Amid rain that turned to snow as he climbed to the clouds, Bloom raced around the hairpin turns snaking Pikes Peak. “It was all a bit of a shock,” he recalled. “I’m used to driving around in circles on a track as fast as I can—but this was mostly about endurance and trying not to go over the edge.” Despite having not competed in a race for more than two years, Bloom set a bewildering pace up Pikes Peak, reaching the summit in just eleven and a half minutes. With each car racing up the makeshift track individually, Bloom waited to see where he’d stand as more times came in. In the end, he missed coming in first place by just four seconds. “I lost to Travis Pastrana,” Bloom said. Coming in second in his class to a world-famous daredevil and race enthusiast, Philip Bloom was most definitely back on track.
Before the coronavirus pandemic halted racing, Bloom had returned to the pro circuit, driving a BMW M240i race car in a new series called TC America. He placed seventh in the first race of the season. Off the track this winter, Bloom attempted to break the fabled Cannonball Run record, driving coast to coast as fast as possible. With his dog Coda, now nicknamed “Cannonball Coda,” sleeping in the back of his newly purchased Mercedes E60, Bloom made it across the country in under twenty-five hours, averaging 101 miles per hour. “I was driving criminally fast,” Bloom said. “I actually got pulled over in Arizona, but they let me go with just a warning because it was Christmas.” Had Bloom not been stopped, or had he not driven through a snowstorm, he might have beaten the record. At press time, Bloom was planning on attempting another run at the record. “It’s no joke,” he said. “It’s honestly the craziest thing I’ve done in a car.”

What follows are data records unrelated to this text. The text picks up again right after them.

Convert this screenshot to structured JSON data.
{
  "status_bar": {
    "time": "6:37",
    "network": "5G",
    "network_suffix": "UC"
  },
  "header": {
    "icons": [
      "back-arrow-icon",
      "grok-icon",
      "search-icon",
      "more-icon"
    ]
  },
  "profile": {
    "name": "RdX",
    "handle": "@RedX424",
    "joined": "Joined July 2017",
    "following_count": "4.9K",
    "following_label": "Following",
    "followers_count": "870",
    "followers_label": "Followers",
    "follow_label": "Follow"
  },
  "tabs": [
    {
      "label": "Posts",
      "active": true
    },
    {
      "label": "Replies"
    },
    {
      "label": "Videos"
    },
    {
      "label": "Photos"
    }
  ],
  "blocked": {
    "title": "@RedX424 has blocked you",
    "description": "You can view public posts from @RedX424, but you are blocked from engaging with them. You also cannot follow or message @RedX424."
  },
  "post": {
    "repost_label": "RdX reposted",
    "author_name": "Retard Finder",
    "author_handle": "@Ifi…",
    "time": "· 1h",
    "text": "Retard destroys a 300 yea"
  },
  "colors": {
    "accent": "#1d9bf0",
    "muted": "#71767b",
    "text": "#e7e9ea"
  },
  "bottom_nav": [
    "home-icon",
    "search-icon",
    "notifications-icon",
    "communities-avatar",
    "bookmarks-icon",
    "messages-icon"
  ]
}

When he’s not speeding across the country, Bloom can now most often be found behind the wheel of his simulator on Centre Street, waiting for the race season to recommence. Beyond the intoxicating smell of petrol and the lure of speed, it’s the race community that Bloom said he misses most. “That’s what attracts me to racing,” he said. “It’s not the speed and excitement of racing—it’s the camaraderie of the people who spend the time and money to show up to racetracks in the middle of nowhere. We’re an interesting breed.”